Not much time passes between placing your order and the arrival of something interesting on the table. While the food comes out quickly, you don't feel rushed. The young servers at Me Jana act like mind readers, anticipating your need for another glass of wine or basket of bread. And they clear and replace plates so smoothly that you barely notice.
The team also has excellent antennae. Mention you're a first-time patron to Rabih Abi-Aad, the co-owner and co-chef, and there's the chance a glass of sweet wine will appear after dessert. Show up again, and the kitchen might send out a few desserts for the table to share.
At this rate, you joke to yourself, you're on your way to getting comped.
Do bigger portions of food exaggerate a dish's flaws? Based on some of the main courses at Me Jana, the theory holds up. The $25 mixed grill is particularly disappointing. Its chicken and beef kebabs are flat, forcing the spicier lamb-and-beef roll to carry the dish. Indeed, lamb seems to be the protein of choice. The lamb chops - flavorful from their marinade of mint and rosemary and sporting a nice char from the grill - are a draw, and they're supported with crisp green beans and soft diced potatoes.
Given the affordably priced food at Me Jana, the short wine list comes as a bit of a shock. "Has anyone ever ordered Opus One?" a diner scanning the offerings asks a waiter one night. "Maybe you'll be the first!" the server teases. He has to be joking; the cabernet sauvignon-based blockbuster sells for $335 a bottle at Me Jana. What's such a dear wine doing in a neighborhood oasis? The other options, with prices averaging $60, appear to have been plucked from a grab bag of labels. Appealing, food-appropriate wines from Greece and other sunny climes are widely available, but you wouldn't know that from reading the unimaginative selections on this wine card.A flurry of first courses one night banishes any thought of dessert, but our waiter prevails. "We've got some really nice things," he insists. We settle on what sounds like a Lebanese riff on banana pudding and are pleased with the choice. Layers of soft cheese, crisp pastry, fresh bananas, a shower of crushed pistachios and a splash of rose water make an irresistible combination. Chocolate cake, on the other hand, feels like a concession to American tastes, and kanafe is rubbery cheese in a thin case of phyllo.
Diners feast amid some style: buffed dark wood floors, walls in red or peach, lights that cast an amber glow.
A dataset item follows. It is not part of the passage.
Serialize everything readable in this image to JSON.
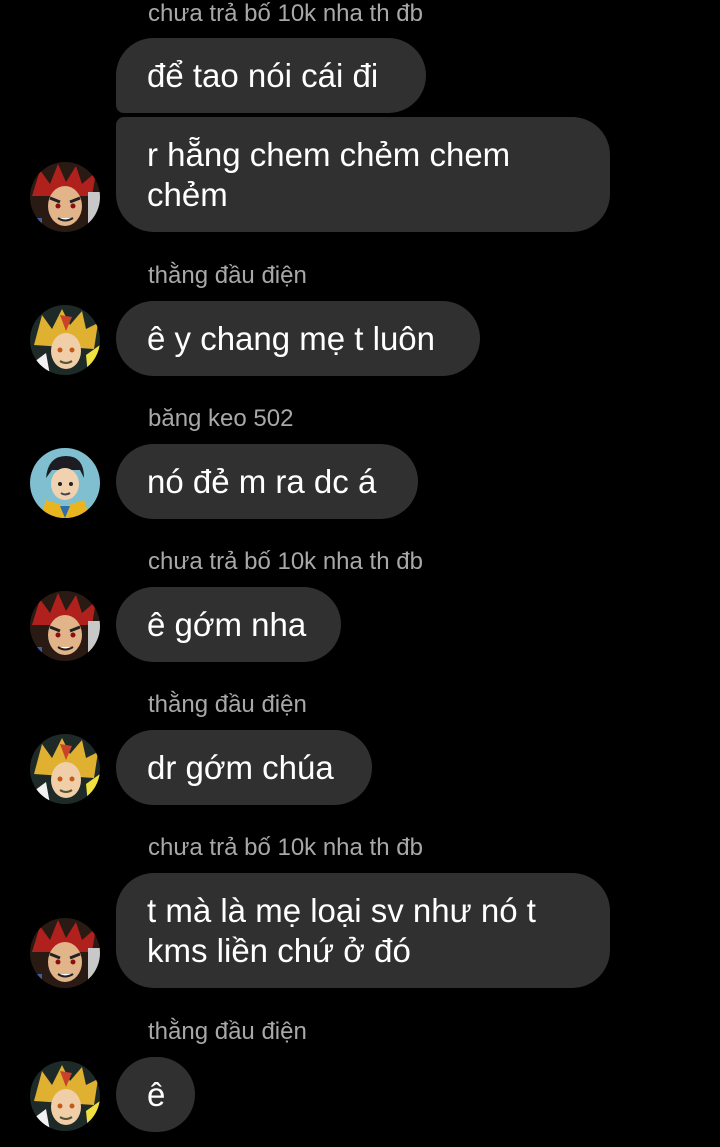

One small dining room faces North Adams Stree; a second - which has the advantage of large round tables for small groups - looks onto Clarendon Boulevard. Both could be pressed into service as a place to take the family or a date.
That's the nice thing about Me Jana. It addresses, and more than satisfies, multiple needs.